Victims of Colombian Atrocities Win Right to Sue Chiquita for Complicity Under Colombian Law
Marco Simons, EarthRights, 202-466-5188 x103 (office), 917-696-3304 (cell)
Benjamin Brown, Cohen Milstein Sellers & Toll, 202-589-2288 (office)
WEST PALM BEACH, Fla. — Colombian villagers suing Chiquita Brands International for its complicity in atrocities committed by paramilitary groups will have their Colombian legal claims considered by a federal court, according to an order issued today by a United States federal district court judge in Florida. This comes on top of a decision from last year, which found that the court can also consider claims for the torture and killing of plaintiffs’ family members under the Alien Tort Statute (ATS), a U.S. federal law that incorporates international human rights standards. Today’s order increases the probability that the case will eventually go to trial.
Since 2007, EarthRights International and other groups have filed a number of lawsuits against Chiquita on behalf of thousands of victims of paramilitary violence in the Colombian region of Urabá. The plaintiffs claim that the company struck a business deal with paramilitaries and other armed groups in which the paramilitaries suppressed labor organization through both random and targeted violence in exchange for financial assistance and access to Chiquita’s private port for arms and drug smuggling. Chiquita has admitted to paying the paramilitaries from 1997 to 2004 and has paid a criminal fine of $25 million to the Department of Justice for providing material support to a terrorist group.
Judge Kenneth Marra of the Southern District of Florida had originally declined to consider the plaintiffs’ Colombian law claims, but in today’s order he reconsidered and withdrew that decision. This greatly strengthens the plaintiffs’ case, since the question of whether the ATS applies to corporations or to actions committed outside the United States is currently in front of the U.S. Supreme Court in the case of Kiobel v. Royal Dutch Petroleum. Practically, the resurrection of the Colombian law claims means that much of the case will survive even if the Supreme Court were to limit the reach of the ATS against companies like Chiquita for their foreign conduct.
According to counsel for the plaintiffs, Marco Simons, “We're thrilled that the judge has recognized that our claims against Chiquita for violations of Colombian law can proceed in this lawsuit. The plaintiffs have been waiting for justice for a decade and more, and this is one more step in the right direction for them to finally have their day in court.”
The decision on Colombian law was accompanied by another order that may cause further delays in the process. This second order gives Chiquita permission to send last year’s decision on the ATS claims to a federal appellate court, which will have the opportunity to determine whether, among other things, Judge Marra correctly concluded that the murder and torture of the plaintiffs’ relatives were war crimes.

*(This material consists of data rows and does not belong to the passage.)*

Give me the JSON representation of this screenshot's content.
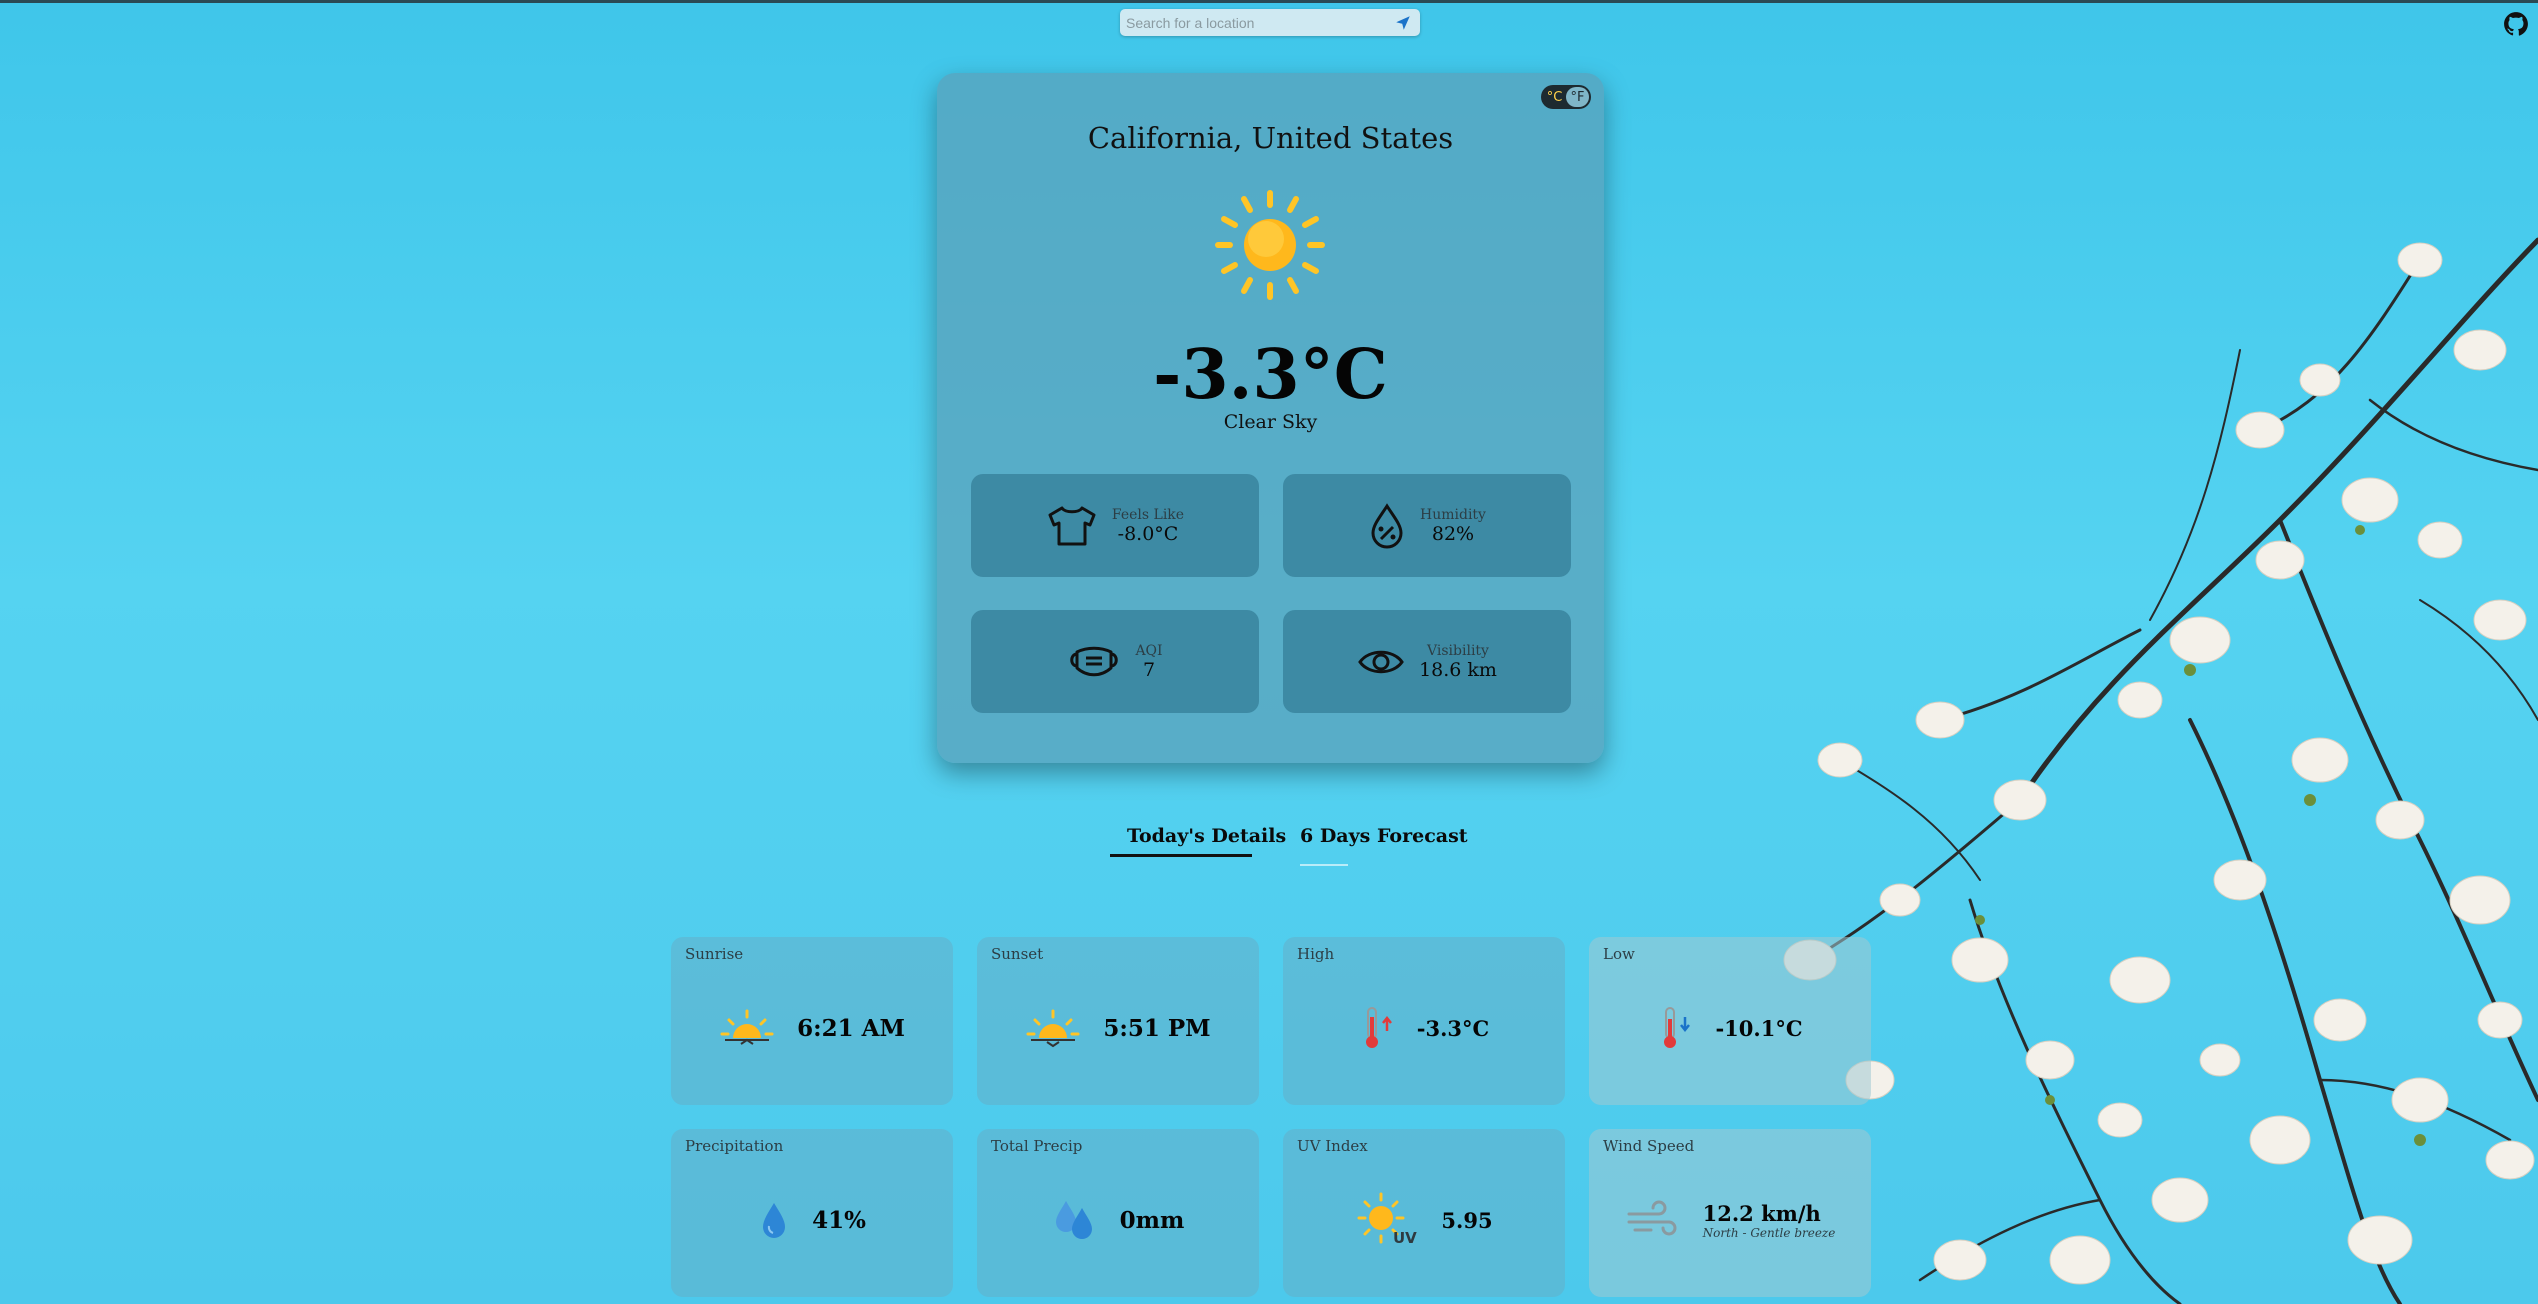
{
  "search": {
    "placeholder": "Search for a location"
  },
  "weather": {
    "location": "California, United States",
    "temperature": "-3.3°C",
    "condition": "Clear Sky",
    "units": {
      "celsius": "°C",
      "fahrenheit": "°F"
    }
  },
  "tiles": [
    {
      "label": "Feels Like",
      "value": "-8.0°C",
      "icon": "shirt-icon"
    },
    {
      "label": "Humidity",
      "value": "82%",
      "icon": "humidity-drop-icon"
    },
    {
      "label": "AQI",
      "value": "7",
      "icon": "mask-icon"
    },
    {
      "label": "Visibility",
      "value": "18.6 km",
      "icon": "eye-icon"
    }
  ],
  "tabs": {
    "today": "Today's Details",
    "forecast": "6 Days Forecast"
  },
  "details": [
    {
      "title": "Sunrise",
      "value": "6:21 AM",
      "icon": "sunrise-icon"
    },
    {
      "title": "Sunset",
      "value": "5:51 PM",
      "icon": "sunset-icon"
    },
    {
      "title": "High",
      "value": "-3.3°C",
      "icon": "thermometer-up-icon"
    },
    {
      "title": "Low",
      "value": "-10.1°C",
      "icon": "thermometer-down-icon"
    },
    {
      "title": "Precipitation",
      "value": "41%",
      "icon": "raindrop-icon"
    },
    {
      "title": "Total Precip",
      "value": "0mm",
      "icon": "raindrops-icon"
    },
    {
      "title": "UV Index",
      "value": "5.95",
      "icon": "uv-sun-icon"
    },
    {
      "title": "Wind Speed",
      "value": "12.2 km/h",
      "sub": "North - Gentle breeze",
      "icon": "wind-icon"
    }
  ],
  "colors": {
    "sun": "#ffc526",
    "accent": "#1a73c9",
    "background": "#4cc9ec"
  }
}
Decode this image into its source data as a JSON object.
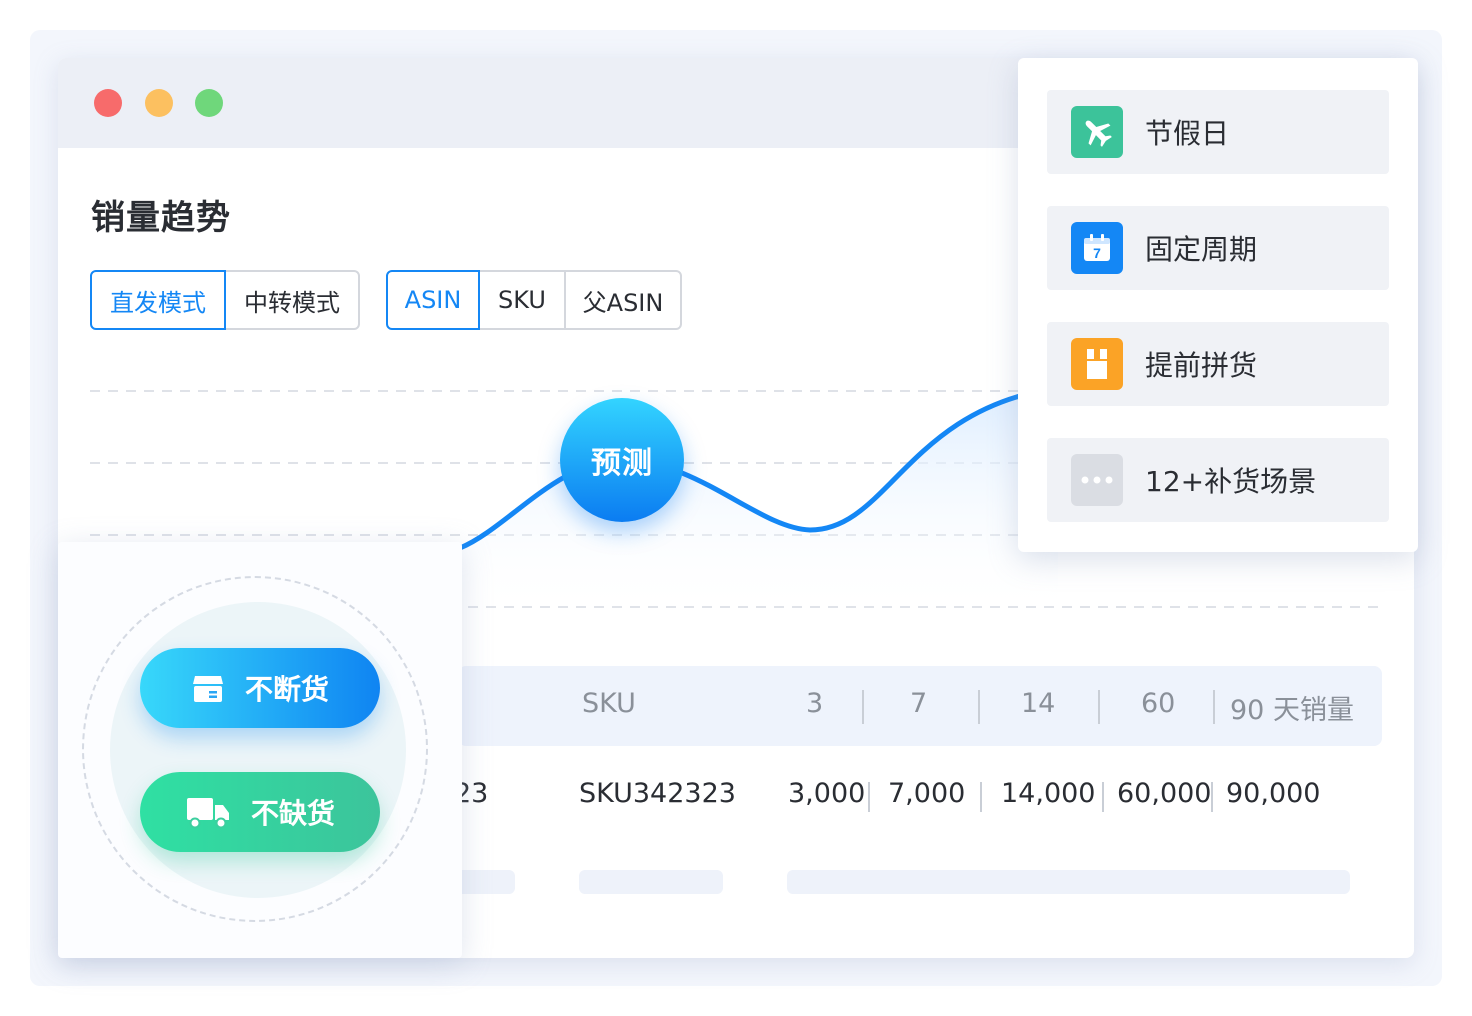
{
  "section": {
    "title": "销量趋势"
  },
  "mode_toggle": {
    "items": [
      "直发模式",
      "中转模式"
    ],
    "active": "直发模式"
  },
  "id_toggle": {
    "items": [
      "ASIN",
      "SKU",
      "父ASIN"
    ],
    "active": "ASIN"
  },
  "forecast": {
    "label": "预测"
  },
  "table": {
    "headers": {
      "sku": "SKU",
      "d3": "3",
      "d7": "7",
      "d14": "14",
      "d60": "60",
      "d90": "90 天销量"
    },
    "row": {
      "asin_tail": "23",
      "sku": "SKU342323",
      "d3": "3,000",
      "d7": "7,000",
      "d14": "14,000",
      "d60": "60,000",
      "d90": "90,000"
    }
  },
  "stock_options": {
    "no_break": "不断货",
    "no_shortage": "不缺货"
  },
  "scenarios": [
    {
      "label": "节假日",
      "icon": "airplane-icon",
      "color": "#3cc39a"
    },
    {
      "label": "固定周期",
      "icon": "calendar-icon",
      "color": "#1487f5",
      "day": "7"
    },
    {
      "label": "提前拼货",
      "icon": "package-icon",
      "color": "#fba326"
    },
    {
      "label": "12+补货场景",
      "icon": "more-icon",
      "color": "#dadde3"
    }
  ],
  "colors": {
    "accent": "#1487f5",
    "line": "#1487f5",
    "green": "#3cc39a",
    "orange": "#fba326"
  }
}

EarthRights International (ERI) is a nonprofit, nongovernmental organization that combines the power of law and the power of people in defense of human rights and the environment. Focusing on earth rights, we work at the intersection of human rights and the environment. We specialize in fact-finding, legal actions against perpetrators of earth rights abuses, training for grassroots and community leaders, and advocacy campaigns that seek to end earth rights abuses and promote and protect earth rights. To learn more, please visit: http://www.earthrights.org.
Cohen Milstein Sellers & Toll PLLC has been a pioneer in plaintiff class action lawsuits on behalf of victims of corporate abuses for over 40 years. As one of the premier firms in the country handling major complex class actions, Cohen Milstein, with more than 60 attorneys and offices in Washington, D.C., New York, Chicago, and Palm Beach Gardens, Florida, has litigated groundbreaking cases that have resulted in landmark decisions on previously untried issues involving price fixing, securities, consumer rights, and civil rights. For more information, please visit: http://www.cohenmilstein.com.